A client-first virtual server accepts traffic, waits for the first data from the client and then makes a load balancing decision (selects a pool and node). It connects to the selected node (server) and shuttles data back and fro between the client and the server.
For more details, take a look at the document: Server First, Client First and Generic Streaming Protocols.
The SSL passthrough virtual server type is a slightly specialized version of the client-first virtual server. It forwards SSL-encrypted data without any modification, but with two key differences:
You can use an SSL Session ID persistence class with an SSL passthrough virtual server. This persistence class identifies when a new SSL session is established by a server, and pins future connections that use that session to the same server. This technique is used to improve performance. An SSL session identifies the encryption key and connection state; using persistence with the session ID allows clients to re-use previously-negotiated SSL credentials, so the compute-intensive RSA operation does not need to be repeated. Not using this technique will decrease the capacity of your server farm and increase latency.
Note: many clients (browsers) routinely renegotiate their SSL session every few minutes to reduce the opportunity to sniff large quantities of data that use the same key, so SSL session ID persistence is not appropriate to pin client sessions to the same server. Because you cannot inspect the encrypted application data (to accurately identify user sessions), you would need to use IP address persistence for this purpose.

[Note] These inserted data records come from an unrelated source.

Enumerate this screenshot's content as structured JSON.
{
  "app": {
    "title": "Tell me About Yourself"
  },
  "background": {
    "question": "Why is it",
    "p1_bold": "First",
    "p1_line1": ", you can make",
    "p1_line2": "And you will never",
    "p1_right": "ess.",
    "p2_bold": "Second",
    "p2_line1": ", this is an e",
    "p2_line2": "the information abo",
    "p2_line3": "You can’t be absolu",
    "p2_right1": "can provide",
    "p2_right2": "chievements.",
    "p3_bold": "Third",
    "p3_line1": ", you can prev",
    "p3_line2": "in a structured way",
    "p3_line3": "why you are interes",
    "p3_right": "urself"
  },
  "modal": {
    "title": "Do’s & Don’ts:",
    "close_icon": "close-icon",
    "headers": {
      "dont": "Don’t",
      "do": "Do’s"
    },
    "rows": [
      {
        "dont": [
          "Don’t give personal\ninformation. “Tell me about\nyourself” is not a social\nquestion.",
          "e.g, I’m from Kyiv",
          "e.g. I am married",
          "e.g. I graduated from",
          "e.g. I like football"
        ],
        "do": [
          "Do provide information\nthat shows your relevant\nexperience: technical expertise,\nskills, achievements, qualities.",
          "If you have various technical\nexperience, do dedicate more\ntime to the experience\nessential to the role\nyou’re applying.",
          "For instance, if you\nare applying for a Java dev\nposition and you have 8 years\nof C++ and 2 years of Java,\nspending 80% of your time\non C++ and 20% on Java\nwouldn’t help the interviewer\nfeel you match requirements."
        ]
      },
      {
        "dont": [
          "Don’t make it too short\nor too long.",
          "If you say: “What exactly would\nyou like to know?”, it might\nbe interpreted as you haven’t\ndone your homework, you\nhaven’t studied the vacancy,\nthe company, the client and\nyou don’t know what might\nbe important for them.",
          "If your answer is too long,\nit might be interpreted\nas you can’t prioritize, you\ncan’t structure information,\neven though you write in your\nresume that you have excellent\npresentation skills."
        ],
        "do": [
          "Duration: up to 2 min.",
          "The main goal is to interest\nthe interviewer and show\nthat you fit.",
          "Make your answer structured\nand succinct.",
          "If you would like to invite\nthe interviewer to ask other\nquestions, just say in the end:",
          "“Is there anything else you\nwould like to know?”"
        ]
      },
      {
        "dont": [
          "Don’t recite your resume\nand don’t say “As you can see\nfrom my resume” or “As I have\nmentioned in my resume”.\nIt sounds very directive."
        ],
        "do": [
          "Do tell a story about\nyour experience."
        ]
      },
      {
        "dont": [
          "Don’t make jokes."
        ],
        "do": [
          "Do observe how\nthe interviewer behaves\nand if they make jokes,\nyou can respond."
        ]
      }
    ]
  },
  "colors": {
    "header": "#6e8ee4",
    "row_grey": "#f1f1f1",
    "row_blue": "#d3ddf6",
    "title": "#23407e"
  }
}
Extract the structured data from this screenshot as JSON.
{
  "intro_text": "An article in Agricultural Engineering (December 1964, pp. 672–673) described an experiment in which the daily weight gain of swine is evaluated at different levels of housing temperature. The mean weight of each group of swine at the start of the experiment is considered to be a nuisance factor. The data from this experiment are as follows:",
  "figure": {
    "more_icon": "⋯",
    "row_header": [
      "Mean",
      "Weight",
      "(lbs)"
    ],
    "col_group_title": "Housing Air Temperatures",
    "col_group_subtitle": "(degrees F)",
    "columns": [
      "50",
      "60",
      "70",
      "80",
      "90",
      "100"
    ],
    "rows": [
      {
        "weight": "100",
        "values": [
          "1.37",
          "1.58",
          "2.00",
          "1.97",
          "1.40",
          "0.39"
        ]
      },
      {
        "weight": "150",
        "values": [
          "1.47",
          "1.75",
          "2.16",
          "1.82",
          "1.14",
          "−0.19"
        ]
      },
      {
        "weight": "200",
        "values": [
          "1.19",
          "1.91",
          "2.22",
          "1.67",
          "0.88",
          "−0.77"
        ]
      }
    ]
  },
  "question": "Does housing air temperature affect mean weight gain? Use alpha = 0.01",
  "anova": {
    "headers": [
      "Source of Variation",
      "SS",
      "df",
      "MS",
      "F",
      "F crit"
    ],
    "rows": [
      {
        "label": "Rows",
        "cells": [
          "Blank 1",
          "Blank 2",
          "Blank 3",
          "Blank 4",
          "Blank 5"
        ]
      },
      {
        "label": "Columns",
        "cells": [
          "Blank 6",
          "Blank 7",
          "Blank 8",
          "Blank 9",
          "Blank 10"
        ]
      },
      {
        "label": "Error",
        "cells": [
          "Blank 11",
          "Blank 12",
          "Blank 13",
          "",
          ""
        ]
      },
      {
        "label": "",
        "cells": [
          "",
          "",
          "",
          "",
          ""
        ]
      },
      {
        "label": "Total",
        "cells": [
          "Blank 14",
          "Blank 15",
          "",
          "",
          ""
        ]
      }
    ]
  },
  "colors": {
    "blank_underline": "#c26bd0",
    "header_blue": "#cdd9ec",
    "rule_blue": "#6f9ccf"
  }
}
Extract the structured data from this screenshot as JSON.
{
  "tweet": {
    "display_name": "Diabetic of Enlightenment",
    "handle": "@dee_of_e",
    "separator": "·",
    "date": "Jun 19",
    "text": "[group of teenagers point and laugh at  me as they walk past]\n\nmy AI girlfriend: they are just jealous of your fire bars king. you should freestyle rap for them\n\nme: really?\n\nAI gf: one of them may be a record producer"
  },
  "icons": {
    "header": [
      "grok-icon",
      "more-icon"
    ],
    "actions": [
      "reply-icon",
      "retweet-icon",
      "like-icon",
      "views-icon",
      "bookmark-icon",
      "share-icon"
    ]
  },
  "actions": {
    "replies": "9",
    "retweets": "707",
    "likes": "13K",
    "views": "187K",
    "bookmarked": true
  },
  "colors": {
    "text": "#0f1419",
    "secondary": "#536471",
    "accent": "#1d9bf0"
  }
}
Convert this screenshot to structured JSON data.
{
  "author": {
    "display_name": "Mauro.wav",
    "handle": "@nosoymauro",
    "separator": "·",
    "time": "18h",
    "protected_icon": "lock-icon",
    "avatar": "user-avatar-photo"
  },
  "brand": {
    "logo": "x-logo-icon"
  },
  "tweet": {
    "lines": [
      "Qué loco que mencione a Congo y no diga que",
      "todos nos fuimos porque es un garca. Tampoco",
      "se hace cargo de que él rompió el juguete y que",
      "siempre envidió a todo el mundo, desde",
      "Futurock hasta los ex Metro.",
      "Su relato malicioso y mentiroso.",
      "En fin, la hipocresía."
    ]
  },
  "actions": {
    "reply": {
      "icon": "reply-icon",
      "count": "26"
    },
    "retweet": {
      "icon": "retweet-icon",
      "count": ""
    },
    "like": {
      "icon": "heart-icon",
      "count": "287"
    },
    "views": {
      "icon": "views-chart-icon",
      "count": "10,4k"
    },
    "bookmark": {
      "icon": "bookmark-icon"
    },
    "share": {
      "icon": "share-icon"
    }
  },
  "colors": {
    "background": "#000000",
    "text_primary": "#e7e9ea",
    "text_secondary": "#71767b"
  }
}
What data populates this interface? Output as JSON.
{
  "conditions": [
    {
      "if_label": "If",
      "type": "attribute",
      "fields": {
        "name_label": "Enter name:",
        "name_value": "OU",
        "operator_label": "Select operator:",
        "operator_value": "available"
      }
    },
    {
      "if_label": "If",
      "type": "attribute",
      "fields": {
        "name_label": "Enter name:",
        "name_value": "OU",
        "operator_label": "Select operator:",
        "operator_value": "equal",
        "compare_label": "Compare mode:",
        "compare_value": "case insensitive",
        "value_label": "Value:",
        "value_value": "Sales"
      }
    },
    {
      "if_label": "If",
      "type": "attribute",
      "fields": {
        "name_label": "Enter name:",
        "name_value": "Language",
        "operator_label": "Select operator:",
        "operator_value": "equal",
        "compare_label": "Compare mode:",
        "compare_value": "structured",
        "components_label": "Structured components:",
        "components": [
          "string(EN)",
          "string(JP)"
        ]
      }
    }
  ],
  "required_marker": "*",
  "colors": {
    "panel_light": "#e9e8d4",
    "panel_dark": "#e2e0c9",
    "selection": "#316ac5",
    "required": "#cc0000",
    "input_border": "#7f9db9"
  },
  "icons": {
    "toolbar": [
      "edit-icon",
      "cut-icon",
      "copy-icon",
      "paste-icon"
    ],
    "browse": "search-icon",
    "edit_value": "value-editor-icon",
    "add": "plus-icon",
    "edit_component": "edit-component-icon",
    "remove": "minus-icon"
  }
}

SSL Passthrough allows you to use a Stingray-specific hack to the SSL protocol that prepends the connection with data that identifes the client IP address and port. This is an alternative to the 'X-Cluster-Client-Ip' header that Stingray adds to plaintext HTTP connections. This capability is disabled by default, and only functions if the destination node is another Stingray Traffic Manager; check the Stingray Product Documentation (keys 'ssl_enhance' and 'ssl_trust_magic') for more details.
None of the ssl TrafficScript functions operate with an SSL Passthrough virtual server.If you need to inspect, persist or modify the data in an SSL connection, or you want to centralize the SSL decryption, then you should terminate and decrypt the SSL connection on Stingray Traffic Manager. This is easy to do; start with an existing SSL Passthrough service and apply the 'SSL Decrypt a Service' wizard to apply the correct configuration: